Thursday, September 2, 2010
Building Anticipation for JavaOne 2010
In Excitement brewing for JavaOne 2010, with or without Google, Neil McAllister lists some reasons JavaOne 2010 "could be the platform's most significant conference ever." There is, of course, the potential drama and controversy surrounding the recent Oracle/Google Android lawsuit, the announcement of Google withdrawing from participation in the event, and the wearing of slogan-bearing t-shirts. However, there is also the potential to learn more about the future direction of the Java language, the Java platform, and the Java ecosystem. Paul Krill has recently written a post on these subjects called Why the Java Frenzy Shouldn't Worry Anyone. I personally have liked the focus on core Java topics at this year's event. OTN Editor Justin Kestelyn called this a "return to purity" and this is what I prefer in software development conferences: deep technical insight into core subjects that I'm likely using or will use.

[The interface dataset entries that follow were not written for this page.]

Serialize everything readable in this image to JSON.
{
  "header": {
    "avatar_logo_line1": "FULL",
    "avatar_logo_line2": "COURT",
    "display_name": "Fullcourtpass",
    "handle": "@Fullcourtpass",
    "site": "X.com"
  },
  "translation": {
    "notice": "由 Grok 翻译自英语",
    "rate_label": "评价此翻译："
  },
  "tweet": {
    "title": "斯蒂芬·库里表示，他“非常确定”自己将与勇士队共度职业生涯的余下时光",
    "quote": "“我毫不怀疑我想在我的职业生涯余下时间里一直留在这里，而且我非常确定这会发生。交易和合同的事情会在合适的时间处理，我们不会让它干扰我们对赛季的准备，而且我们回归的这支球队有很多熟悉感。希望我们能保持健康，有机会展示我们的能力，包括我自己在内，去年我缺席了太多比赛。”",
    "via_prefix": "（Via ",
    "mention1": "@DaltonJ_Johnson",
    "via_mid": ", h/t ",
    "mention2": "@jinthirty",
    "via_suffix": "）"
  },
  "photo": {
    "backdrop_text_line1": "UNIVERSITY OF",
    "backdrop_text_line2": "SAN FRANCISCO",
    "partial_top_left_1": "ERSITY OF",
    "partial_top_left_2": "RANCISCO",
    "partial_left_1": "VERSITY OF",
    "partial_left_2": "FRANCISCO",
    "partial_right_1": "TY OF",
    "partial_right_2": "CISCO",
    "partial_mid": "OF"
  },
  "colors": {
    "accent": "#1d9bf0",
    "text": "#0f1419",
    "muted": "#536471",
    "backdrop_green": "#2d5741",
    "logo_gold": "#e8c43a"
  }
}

Terrence Barr writes in JavaOne 2010 Approaching Fast that "JavaOne is only a little more than two weeks away. Even though JavaOne is, for the first time this year, co-located with Oracle Develop, JavaOne is still very much an event in its own right."
The Java Community Process (JCP) Program Office has issued an invitation to activities related to the JCP. These activities include two Birds of a Feather sessions called "Java ME Checkpoint: Current Status and Future Directions" and "Java Community Process: What You Like and What You Don't." It appears that both are being held at the same time on the date (7 pm on Tuesday, September 21). The Java.net Activities at JavaOne post contains details about the Java.net activities at JavaOne being hosted in the Mason Street Tent.
The Eclipse Foundation is offering an opportunity to win a pass to JavaOne 2010. To enter this raffle, submit a story of how you and/or your organization uses Eclipse by September 9. See the related Wiki page for more details.
Students can obtain complimentary "Discover Passes" to JavaOne 2010 that allow them to attend sessions in the "Java Frontier track for students." The Discover Pass sessions are described as "designed for those with some or no programming experience. Students with no programming experience will discover tools and projects related to programming." "Qualifying students" get to attend the keynotes for the simultaneous conferences (JavaOne, Oracle Develop, and Oracle OpenWorld), the exhibition halls, and the Mason Street Tent. Also, when space permits, the students with these passes can attend JavaOne and Oracle Develop technical sessions as well. See the Calling All Student Developers: Get Into JavaOne and Oracle Developer for Free! post on the JavaOne conference blog for additional details on who qualifies and how to obtain this pass.
There has been some talk that JavaOne May be Dead, but as I started this post with, there is also talk that this could be one of the most momentous editions of JavaOne.